    3. Get familiar with popular apps. In this case Snapchat is an app that may have caused problems for these kids. Snapchat is a photo sharing and text app that deletes items quickly causing kids to believe there are no real consequences.
  • Set clear expectations for online behavior:
    1. You may even consider creating a code of ethics for your family as a family. If you have certain values about what should and should not be sent over phone or online let your children know what that is. These might include swearing, bullying, thinspo, and as this case would teach us, any nude photos.
    2. Decide how and when you will check phones. You can decide on regular or random check ins, and can choose to agree upon this as a family or as parents.
    3. When searching the phone, have your child explain apps and how they are used or certain messages. Give lots of verbal praise for cooperation and positive behaviors online (i.e., being a supportive friend, posting meaningful quotes, congratulating others).
    4. Have predetermined limits or privilege loss for inappropriate behavior. You may want to consider different levels of consequences for different levels of behavior. (for example, a swear word may be losing the phone for 15-30 minutes, but violent threats may be losing the phone for a week along with a work chore).
  • Teach your child to problem solve:
    1. Have family brainstorming and problem solving sessions to dissect certain issues like what would you do if this were happening at your school? Brainstorm possible solutions, discuss pros and cons and make an agreement about the appropriate way to respond.

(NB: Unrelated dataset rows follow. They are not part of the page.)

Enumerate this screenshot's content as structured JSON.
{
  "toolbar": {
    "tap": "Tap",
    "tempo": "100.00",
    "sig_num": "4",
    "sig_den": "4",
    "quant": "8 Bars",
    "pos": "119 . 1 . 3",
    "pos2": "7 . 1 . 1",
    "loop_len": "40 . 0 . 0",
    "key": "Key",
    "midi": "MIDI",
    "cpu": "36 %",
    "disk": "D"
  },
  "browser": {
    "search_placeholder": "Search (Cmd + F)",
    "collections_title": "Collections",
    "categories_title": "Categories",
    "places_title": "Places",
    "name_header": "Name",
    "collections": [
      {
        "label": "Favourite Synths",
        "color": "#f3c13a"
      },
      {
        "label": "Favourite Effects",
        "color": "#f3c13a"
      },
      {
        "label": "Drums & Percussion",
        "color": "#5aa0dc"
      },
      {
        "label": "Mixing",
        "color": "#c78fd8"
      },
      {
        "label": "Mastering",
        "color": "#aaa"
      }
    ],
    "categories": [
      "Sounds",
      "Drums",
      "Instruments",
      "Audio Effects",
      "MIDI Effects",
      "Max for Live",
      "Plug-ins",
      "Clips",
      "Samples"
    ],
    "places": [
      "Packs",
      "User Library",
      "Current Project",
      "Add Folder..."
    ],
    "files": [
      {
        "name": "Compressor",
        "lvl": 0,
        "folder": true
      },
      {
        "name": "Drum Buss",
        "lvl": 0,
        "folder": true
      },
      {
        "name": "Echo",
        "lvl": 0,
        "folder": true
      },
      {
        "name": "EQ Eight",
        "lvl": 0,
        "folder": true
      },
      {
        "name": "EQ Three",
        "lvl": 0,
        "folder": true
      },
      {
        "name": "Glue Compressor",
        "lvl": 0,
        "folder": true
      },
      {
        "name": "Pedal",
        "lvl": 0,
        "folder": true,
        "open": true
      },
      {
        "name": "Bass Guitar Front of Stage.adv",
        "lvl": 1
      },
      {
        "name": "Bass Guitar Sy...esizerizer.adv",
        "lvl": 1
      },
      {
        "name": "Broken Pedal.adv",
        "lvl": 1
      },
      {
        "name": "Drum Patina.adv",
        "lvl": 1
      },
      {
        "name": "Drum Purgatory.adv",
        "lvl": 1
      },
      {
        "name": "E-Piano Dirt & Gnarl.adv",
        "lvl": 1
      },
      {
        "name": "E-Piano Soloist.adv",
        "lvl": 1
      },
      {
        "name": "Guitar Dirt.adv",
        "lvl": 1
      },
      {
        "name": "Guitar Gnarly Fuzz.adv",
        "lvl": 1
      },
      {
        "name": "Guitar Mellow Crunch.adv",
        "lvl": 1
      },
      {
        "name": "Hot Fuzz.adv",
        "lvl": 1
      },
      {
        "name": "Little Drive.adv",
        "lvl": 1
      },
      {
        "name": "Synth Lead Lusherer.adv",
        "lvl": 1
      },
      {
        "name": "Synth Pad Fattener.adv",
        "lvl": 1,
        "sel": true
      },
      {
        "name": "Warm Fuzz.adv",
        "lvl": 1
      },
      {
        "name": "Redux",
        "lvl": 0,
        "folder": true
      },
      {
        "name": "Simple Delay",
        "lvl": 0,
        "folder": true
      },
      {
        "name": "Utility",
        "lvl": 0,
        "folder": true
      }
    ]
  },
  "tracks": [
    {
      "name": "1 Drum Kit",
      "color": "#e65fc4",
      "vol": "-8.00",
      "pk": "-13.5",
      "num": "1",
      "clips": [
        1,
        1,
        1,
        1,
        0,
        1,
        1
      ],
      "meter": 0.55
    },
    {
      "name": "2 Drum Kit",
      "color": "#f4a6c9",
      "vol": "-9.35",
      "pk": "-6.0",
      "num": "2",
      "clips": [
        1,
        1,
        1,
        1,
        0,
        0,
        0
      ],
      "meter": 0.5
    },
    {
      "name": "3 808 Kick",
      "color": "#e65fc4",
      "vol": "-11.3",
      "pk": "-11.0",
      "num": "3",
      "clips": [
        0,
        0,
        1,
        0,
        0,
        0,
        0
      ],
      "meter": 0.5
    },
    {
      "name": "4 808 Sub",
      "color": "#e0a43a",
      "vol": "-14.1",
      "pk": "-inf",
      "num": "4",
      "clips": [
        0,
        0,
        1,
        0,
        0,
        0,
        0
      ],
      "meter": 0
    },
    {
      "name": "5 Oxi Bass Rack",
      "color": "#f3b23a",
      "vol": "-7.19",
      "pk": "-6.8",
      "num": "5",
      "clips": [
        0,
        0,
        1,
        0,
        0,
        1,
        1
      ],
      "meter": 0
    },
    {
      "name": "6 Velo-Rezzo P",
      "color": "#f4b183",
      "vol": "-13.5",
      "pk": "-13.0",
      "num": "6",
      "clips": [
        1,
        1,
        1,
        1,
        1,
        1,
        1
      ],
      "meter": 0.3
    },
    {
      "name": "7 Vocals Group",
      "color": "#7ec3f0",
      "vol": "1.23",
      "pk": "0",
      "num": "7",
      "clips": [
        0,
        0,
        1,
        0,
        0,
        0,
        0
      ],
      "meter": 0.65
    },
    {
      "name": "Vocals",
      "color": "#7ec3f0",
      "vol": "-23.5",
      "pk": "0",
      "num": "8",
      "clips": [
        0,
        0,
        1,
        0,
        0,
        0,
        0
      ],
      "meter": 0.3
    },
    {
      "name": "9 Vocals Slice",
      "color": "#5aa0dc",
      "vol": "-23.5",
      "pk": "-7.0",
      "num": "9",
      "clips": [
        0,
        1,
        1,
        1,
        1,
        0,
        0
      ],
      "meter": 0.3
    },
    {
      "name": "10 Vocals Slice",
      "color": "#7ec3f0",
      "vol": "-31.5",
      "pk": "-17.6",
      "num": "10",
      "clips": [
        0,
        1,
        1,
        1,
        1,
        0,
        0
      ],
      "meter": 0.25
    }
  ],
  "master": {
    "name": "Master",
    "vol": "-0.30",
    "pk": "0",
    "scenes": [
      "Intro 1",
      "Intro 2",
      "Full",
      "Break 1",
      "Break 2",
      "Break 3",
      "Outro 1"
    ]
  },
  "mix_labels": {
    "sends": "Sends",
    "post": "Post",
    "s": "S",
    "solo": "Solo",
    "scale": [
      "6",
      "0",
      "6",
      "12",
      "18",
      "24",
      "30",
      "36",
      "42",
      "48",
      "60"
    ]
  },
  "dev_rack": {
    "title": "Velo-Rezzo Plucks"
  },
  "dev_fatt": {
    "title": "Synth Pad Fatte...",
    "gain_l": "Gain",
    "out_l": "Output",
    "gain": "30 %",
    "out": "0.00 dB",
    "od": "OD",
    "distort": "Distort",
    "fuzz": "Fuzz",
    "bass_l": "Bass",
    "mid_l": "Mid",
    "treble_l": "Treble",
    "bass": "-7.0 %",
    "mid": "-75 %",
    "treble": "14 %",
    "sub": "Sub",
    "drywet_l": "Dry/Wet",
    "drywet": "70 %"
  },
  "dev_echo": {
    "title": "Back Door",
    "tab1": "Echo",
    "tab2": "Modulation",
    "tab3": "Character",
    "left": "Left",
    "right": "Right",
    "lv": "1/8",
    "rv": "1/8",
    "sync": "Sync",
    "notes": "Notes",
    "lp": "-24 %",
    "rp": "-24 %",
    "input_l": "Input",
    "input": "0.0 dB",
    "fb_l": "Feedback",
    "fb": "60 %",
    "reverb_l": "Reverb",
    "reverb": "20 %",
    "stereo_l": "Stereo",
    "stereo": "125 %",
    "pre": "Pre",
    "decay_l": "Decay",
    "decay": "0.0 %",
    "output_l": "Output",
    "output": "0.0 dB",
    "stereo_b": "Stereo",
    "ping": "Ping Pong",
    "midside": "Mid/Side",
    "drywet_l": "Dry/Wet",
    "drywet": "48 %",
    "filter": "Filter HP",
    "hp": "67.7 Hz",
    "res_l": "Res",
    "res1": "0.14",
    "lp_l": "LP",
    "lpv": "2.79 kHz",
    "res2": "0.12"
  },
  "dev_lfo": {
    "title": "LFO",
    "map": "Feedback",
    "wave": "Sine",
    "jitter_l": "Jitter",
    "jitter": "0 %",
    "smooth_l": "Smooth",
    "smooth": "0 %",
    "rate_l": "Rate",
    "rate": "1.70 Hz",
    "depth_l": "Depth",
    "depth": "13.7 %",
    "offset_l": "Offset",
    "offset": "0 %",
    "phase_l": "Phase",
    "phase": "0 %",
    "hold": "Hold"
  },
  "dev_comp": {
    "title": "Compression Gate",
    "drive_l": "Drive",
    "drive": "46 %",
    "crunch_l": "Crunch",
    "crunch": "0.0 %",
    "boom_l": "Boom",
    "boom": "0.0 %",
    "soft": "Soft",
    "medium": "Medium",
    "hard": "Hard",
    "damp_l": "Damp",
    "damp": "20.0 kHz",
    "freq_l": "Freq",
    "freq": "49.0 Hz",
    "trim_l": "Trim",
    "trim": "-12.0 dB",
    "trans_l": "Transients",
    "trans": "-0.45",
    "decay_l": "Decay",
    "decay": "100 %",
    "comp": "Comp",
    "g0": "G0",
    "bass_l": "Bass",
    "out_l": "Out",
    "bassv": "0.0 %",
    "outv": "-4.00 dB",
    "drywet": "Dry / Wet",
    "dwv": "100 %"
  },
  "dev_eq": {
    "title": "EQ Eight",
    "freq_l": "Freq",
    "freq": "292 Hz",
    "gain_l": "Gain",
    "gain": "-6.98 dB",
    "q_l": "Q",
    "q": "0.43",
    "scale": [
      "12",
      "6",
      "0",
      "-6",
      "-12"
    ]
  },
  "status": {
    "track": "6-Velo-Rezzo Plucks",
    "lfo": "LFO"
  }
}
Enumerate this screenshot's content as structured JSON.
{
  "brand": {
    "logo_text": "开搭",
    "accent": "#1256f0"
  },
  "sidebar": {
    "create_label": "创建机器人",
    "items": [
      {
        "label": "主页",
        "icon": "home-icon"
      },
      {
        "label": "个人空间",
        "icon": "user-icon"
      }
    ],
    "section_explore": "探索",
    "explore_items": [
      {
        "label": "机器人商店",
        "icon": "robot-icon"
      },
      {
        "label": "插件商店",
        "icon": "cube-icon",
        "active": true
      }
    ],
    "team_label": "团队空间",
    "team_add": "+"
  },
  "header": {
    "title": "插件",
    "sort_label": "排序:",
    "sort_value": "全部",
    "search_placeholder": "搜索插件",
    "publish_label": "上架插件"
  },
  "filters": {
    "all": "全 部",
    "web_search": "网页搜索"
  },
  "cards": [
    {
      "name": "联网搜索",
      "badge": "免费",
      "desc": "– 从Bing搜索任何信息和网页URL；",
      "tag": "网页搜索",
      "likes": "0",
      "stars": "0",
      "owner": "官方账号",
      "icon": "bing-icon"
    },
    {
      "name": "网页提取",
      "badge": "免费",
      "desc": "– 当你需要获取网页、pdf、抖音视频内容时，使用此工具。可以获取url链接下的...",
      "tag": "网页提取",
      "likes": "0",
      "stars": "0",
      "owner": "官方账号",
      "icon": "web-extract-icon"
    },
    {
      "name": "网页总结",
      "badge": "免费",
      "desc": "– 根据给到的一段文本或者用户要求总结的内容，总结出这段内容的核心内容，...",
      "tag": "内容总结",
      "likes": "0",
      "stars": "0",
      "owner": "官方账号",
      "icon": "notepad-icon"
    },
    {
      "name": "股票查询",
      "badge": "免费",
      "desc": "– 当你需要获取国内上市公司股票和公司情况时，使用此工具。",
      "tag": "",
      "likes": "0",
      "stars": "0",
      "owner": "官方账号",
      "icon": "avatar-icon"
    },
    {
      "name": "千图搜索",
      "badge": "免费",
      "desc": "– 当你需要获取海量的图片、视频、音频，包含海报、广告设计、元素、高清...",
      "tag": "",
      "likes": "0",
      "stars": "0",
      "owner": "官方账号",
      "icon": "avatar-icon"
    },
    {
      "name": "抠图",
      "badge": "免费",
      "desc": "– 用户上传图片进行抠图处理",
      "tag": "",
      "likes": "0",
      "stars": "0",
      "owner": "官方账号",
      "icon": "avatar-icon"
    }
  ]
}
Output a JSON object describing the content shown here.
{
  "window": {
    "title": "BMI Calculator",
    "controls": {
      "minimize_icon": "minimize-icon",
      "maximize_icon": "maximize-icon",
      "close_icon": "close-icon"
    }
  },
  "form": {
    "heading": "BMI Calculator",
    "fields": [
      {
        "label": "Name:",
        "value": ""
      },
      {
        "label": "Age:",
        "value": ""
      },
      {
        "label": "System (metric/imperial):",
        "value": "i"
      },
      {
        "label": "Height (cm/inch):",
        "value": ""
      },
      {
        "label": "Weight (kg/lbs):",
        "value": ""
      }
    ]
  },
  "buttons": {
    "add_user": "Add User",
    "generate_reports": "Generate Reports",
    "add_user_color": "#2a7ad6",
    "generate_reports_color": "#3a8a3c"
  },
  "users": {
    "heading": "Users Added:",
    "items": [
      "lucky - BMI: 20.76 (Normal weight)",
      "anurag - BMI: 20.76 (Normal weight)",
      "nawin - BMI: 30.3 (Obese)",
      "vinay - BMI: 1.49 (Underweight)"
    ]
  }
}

For additional information, listen as Birmingham Maple Clinic therapist Dan O’Neil specifically addresses the Rochester Hills sexting case with WJR’s Paul W. Smith and offers tips to parents to help their teens avoid similar trouble. Dan O’Neil also appears on the Bottom Line with Cindy Kainz to offer advice on protecting your children from sexual predators.